Sometimes art is not pretty. Festen, certainly, is not. To even call it marginally enjoyable would be a stretch, however, Joanne Gordon’s director’s hand is a firm one. She brings these actors to a professional pinnacle and allows them, to a person, to succeed. It’s a triumph in any theatre company. It is especially impressive at the university level. This is not a pretty play, but one that adult audiences will certainly find merit in.

The Royal Theatre
At The Queen Mary
1126 Queens Highway
Long Beach, California
Through October 17th 2009
(562) 985 5526

Monday, October 5, 2009


Steve Weingartner (Richard III) and Deborah Strang (Queen Margaret)
Photo by Craig Schwartz

Richard III at A Noise Within

The City of Glendale is about to lose a valuable treasure. To say that A Noise Within, the Classic Theatre Company is a treasure is surely to miss the mark, but under the circumstances this shining jewel must somehow be easily defined and so… A treasure. For more than twenty years A Noise Within has brought important American Theatre to its stage along with the best of Shakespeare and other classic theatre pieces. Currently, there is a fund raising effort afoot to move the company from its long time home at Colorado and Brand to the hinterlands of Pasadena. The proposed space is, indeed, ambitious and beautiful .. as a professional theatre company deserves. It just seems to me that to lose this vital connection to the arts while at the same time promoting and enabling a disgrace such as the Americana right across the street is not only short sighted, it’s just plain stupid. Had the developer of that eyesore understood the importance of culture in society, he might have found a way to fund a space not unlike the one that A Noise Within may soon repair to. He may have attracted the culturally aware who would patronize the rest of the glitz there in spite of its questionable taste. But.. alas.. alas.. This glorious company will soon be gone and all of Glendale will be the lesser for it.

Not only has the City abandoned culture to venues like the Americana, but they have also done doubly bad service to Glendale citizens and the Theatre by adjusting parking so that it is nearly impossible to park on the streets near by to attend. These new computerized meters which litter Brand compel theatre patrons to find other parking because an evening in the theatre may extend beyond the allowed parking limits. It is, simply, a shame and a crime.

And, so.. to attend this excellent production of the current A Noise Within’s offering of Shakespeare’s Richard III, one has to be lucky to find parking and hope that there won’t be a ticket on the windshield when exiting the theatre.

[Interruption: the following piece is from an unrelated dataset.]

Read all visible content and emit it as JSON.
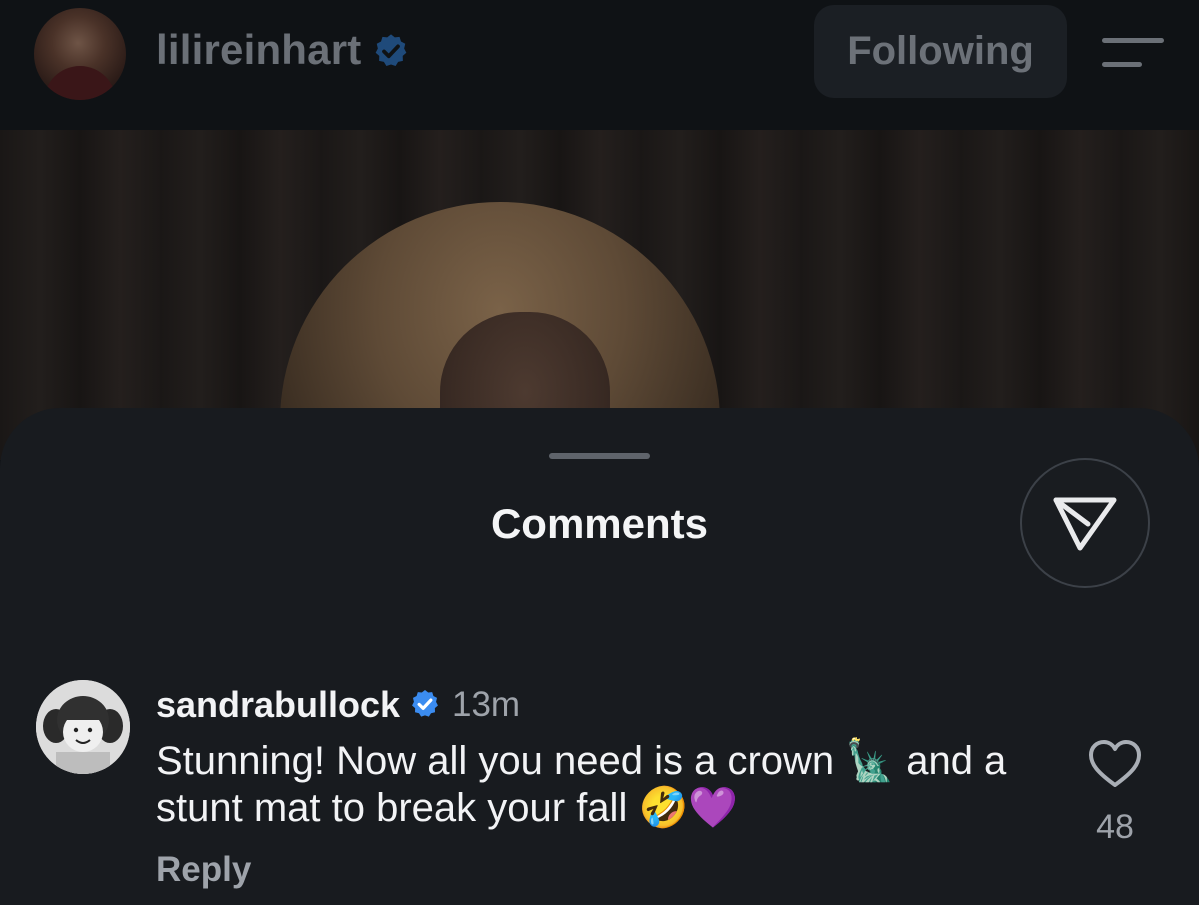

Classic Theatre is steadfastly being kept alive by the continued excellence of the company at Brand and Colorado. Director Geoff Elliott’s staging of the Tragedy is, at once, historical and current. The intrigues of Richard, the master villain, (Steve Weingartner in a compelling turn) are, at bottom, pure evil. Richard is driven to conive his way to the throne of England and only has to murder half the cast to get there. His efforts succeed briefly, but he then, falls victim to the intrigues of others. Deborah Strang as Queen Margaret sets the bar for histrionics and matches Richard’s rants beat for beat.

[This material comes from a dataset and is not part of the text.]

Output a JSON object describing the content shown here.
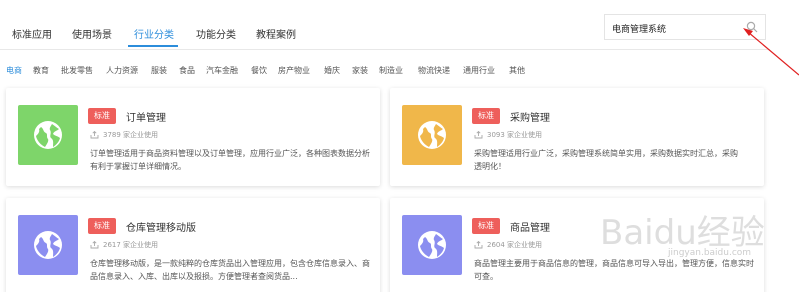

To truly enjoy a play like this one, it serves us to check the text or at least the plot before sitting in the audience. The language is not quite so familiar as some of the Bard’s other efforts, but simply allowing the action to unfold as it does in this production is like listening to a concert. To a person, the cast performs Shakespeare’s words with ease, never lapsing into contrived English accents, but allowing (as Hamlet advised) the speeches to flow trippingly on the tongue.

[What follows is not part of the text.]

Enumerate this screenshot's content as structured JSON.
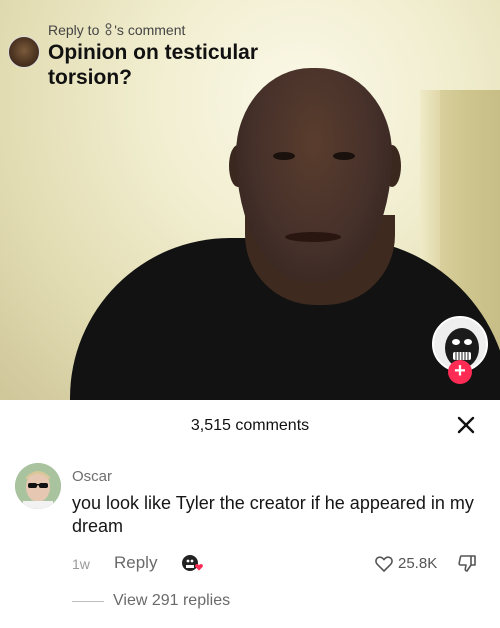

Elliott’s excellent use of space over seen by Darcy Scanlin’s looming monoliths combine with Ken Booth’s lighting to move the play apace.

Though the costuming is slightly askew, the dedication of the company to the words is quite well met and deserves an audience.

Through December 12th, plays in repertory with Crime and Punishment and Noises Off. Check for openings and schedules.

A Noise Within
234 S. Brand Boulevard
Glendale, CA 91204
818 240 0910 x1